The Court of Appeal allowed Enka’s appeal and granted the anti-suit injunction, holding that the arbitration clause was governed by English law, therefore Chubb’s claim fell within the scope of the clause.
To determinate the law applicable to the arbitration agreement, the English courts will apply a three-stage test: (a) is there an express choice of law for the arbitration clause; (b) if not, is there an implied choice of law; (c) if not, with what system of law does the arbitration clause have its “closest and most real connection?
In its earlier decision in Sulamerica Cia Nacional de Seguros SA v Enesa Engelharia SA  1 WLR 102 the Court of Appeal provided the following guidance on the application of this test. According to it, in the case of an arbitration clause situated within a wider contract, an express governing law provision in the contract is “a strong indication” that the parties have impliedly chosen the same law to govern the arbitration clause, and is likely to lead to that conclusion subject to any strong countervailing factors.

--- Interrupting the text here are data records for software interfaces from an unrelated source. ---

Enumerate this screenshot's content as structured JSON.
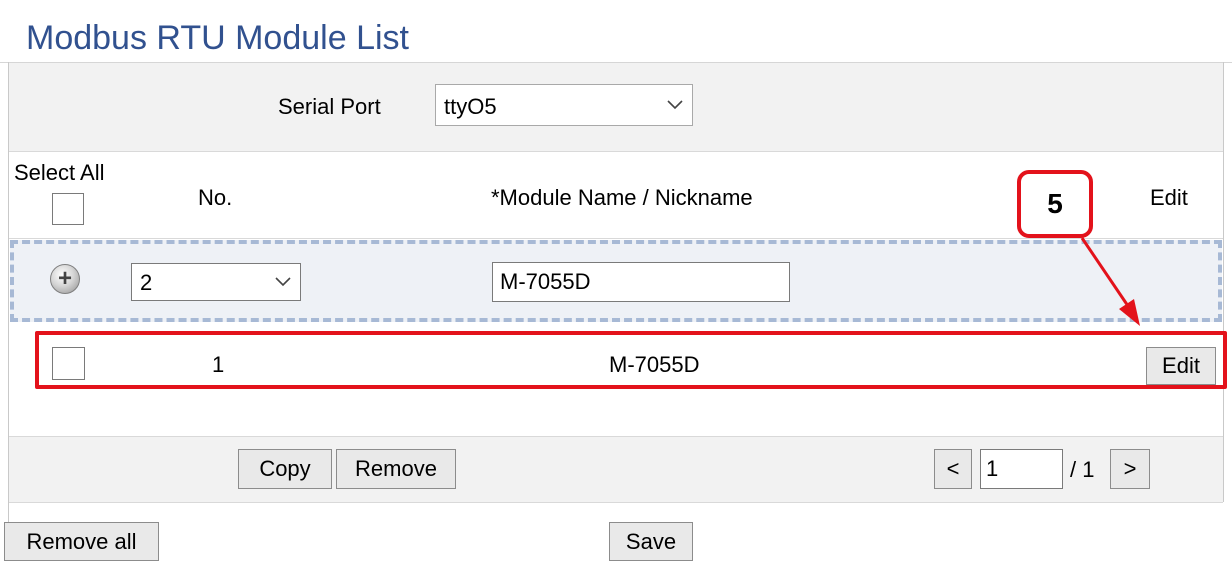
{
  "page": {
    "title": "Modbus RTU Module List"
  },
  "serial_port": {
    "label": "Serial Port",
    "selected": "ttyO5"
  },
  "table_header": {
    "select_all": "Select All",
    "no": "No.",
    "module_name": "*Module Name / Nickname",
    "edit": "Edit"
  },
  "add_row": {
    "no_selected": "2",
    "name_value": "M-7055D"
  },
  "rows": [
    {
      "no": "1",
      "name": "M-7055D",
      "edit_label": "Edit"
    }
  ],
  "actions": {
    "copy": "Copy",
    "remove": "Remove",
    "remove_all": "Remove all",
    "save": "Save"
  },
  "pager": {
    "prev": "<",
    "next": ">",
    "current": "1",
    "total": "/ 1"
  },
  "annotation": {
    "label": "5",
    "color": "#e3121b"
  },
  "colors": {
    "title": "#31518f",
    "highlight": "#e3121b",
    "dashed_border": "#a7b9d5"
  }
}
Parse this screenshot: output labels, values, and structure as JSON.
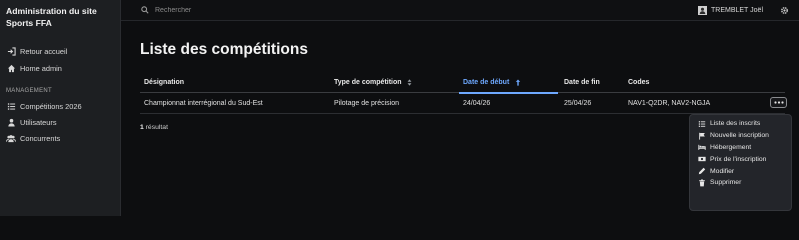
{
  "sidebar": {
    "brand": "Administration du site Sports FFA",
    "nav": [
      {
        "label": "Retour accueil",
        "icon": "sign-in-icon"
      },
      {
        "label": "Home admin",
        "icon": "home-icon"
      }
    ],
    "section_label": "MANAGEMENT",
    "management": [
      {
        "label": "Compétitions 2026",
        "icon": "list-icon"
      },
      {
        "label": "Utilisateurs",
        "icon": "user-icon"
      },
      {
        "label": "Concurrents",
        "icon": "users-icon"
      }
    ]
  },
  "topbar": {
    "search_placeholder": "Rechercher",
    "user_name": "TREMBLET Joël"
  },
  "page": {
    "title": "Liste des compétitions",
    "result_count": "1",
    "result_label": "résultat"
  },
  "table": {
    "columns": {
      "designation": "Désignation",
      "type": "Type de compétition",
      "start": "Date de début",
      "end": "Date de fin",
      "codes": "Codes"
    },
    "rows": [
      {
        "designation": "Championnat interrégional du Sud-Est",
        "type": "Pilotage de précision",
        "start": "24/04/26",
        "end": "25/04/26",
        "codes": "NAV1-Q2DR, NAV2-NGJA"
      }
    ]
  },
  "dropdown": {
    "items": [
      {
        "label": "Liste des inscrits",
        "icon": "list-icon"
      },
      {
        "label": "Nouvelle inscription",
        "icon": "flag-icon"
      },
      {
        "label": "Hébergement",
        "icon": "bed-icon"
      },
      {
        "label": "Prix de l'inscription",
        "icon": "ticket-icon"
      },
      {
        "label": "Modifier",
        "icon": "pencil-icon"
      },
      {
        "label": "Supprimer",
        "icon": "trash-icon"
      }
    ]
  },
  "colors": {
    "accent": "#6ea8fe",
    "sidebar_bg": "#1d1f22",
    "page_bg": "#0d0e10"
  }
}
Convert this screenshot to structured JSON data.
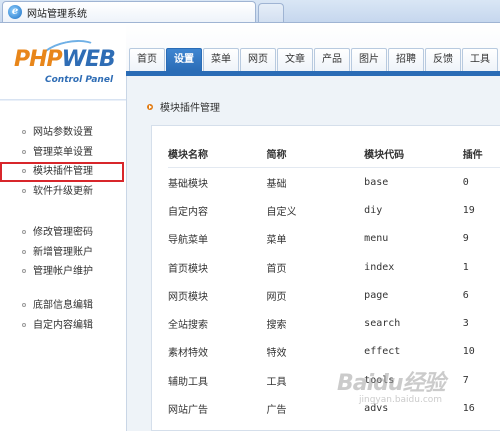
{
  "browser": {
    "tab_title": "网站管理系统",
    "icon": "ie-icon"
  },
  "logo": {
    "text_php": "PHP",
    "text_web": "WEB",
    "subtitle": "Control Panel"
  },
  "sidebar": {
    "groups": [
      {
        "items": [
          {
            "label": "网站参数设置"
          },
          {
            "label": "管理菜单设置"
          },
          {
            "label": "模块插件管理"
          },
          {
            "label": "软件升级更新"
          }
        ]
      },
      {
        "items": [
          {
            "label": "修改管理密码"
          },
          {
            "label": "新增管理账户"
          },
          {
            "label": "管理帐户维护"
          }
        ]
      },
      {
        "items": [
          {
            "label": "底部信息编辑"
          },
          {
            "label": "自定内容编辑"
          }
        ]
      }
    ],
    "selected_label": "模块插件管理"
  },
  "nav": {
    "tabs": [
      {
        "label": "首页"
      },
      {
        "label": "设置"
      },
      {
        "label": "菜单"
      },
      {
        "label": "网页"
      },
      {
        "label": "文章"
      },
      {
        "label": "产品"
      },
      {
        "label": "图片"
      },
      {
        "label": "招聘"
      },
      {
        "label": "反馈"
      },
      {
        "label": "工具"
      }
    ],
    "active": "设置"
  },
  "main": {
    "section_title": "模块插件管理",
    "table": {
      "headers": [
        "模块名称",
        "简称",
        "模块代码",
        "插件"
      ],
      "rows": [
        [
          "基础模块",
          "基础",
          "base",
          "0"
        ],
        [
          "自定内容",
          "自定义",
          "diy",
          "19"
        ],
        [
          "导航菜单",
          "菜单",
          "menu",
          "9"
        ],
        [
          "首页模块",
          "首页",
          "index",
          "1"
        ],
        [
          "网页模块",
          "网页",
          "page",
          "6"
        ],
        [
          "全站搜索",
          "搜索",
          "search",
          "3"
        ],
        [
          "素材特效",
          "特效",
          "effect",
          "10"
        ],
        [
          "辅助工具",
          "工具",
          "tools",
          "7"
        ],
        [
          "网站广告",
          "广告",
          "advs",
          "16"
        ]
      ]
    }
  },
  "watermark": {
    "main": "Baidu经验",
    "sub": "jingyan.baidu.com"
  },
  "colors": {
    "accent": "#2a6cb6",
    "selected_border": "#d8262b",
    "bullet_orange": "#e07a12"
  }
}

In the case in hand the court revisited the mentioned test and established a very different set of principles, according to which where parties have chosen one law for the wider contract and a different law for the seat, having regard to the doctrine of separability there is “no principled basis” for treating the contract law as a significant source of guidance when determining the law governing the arbitration clause. By choosing a seat that differs from the contract law, the parties have already shown that they intend some aspects of their relationship to be governed by another system of law.
On top of that, the court pointed out that as the courts at the seat of arbitration are those to rule on the tribunal’s jurisdiction and determine the validity/scope of the arbitration clause the parties are unlikely to have intended that the courts should apply a system of law other than their own law when they are called upon to exercise such powers.
Enka v Chubb provides a helpful guidance for determination of the law applicable to the arbitration agreement. However, it is highly recommended to commercial parties to avoid the situation when the law applicable to the contract differs from the law of the seat of arbitration. At least, under such circumstances the parties should include an express choice of law for the arbitration clause.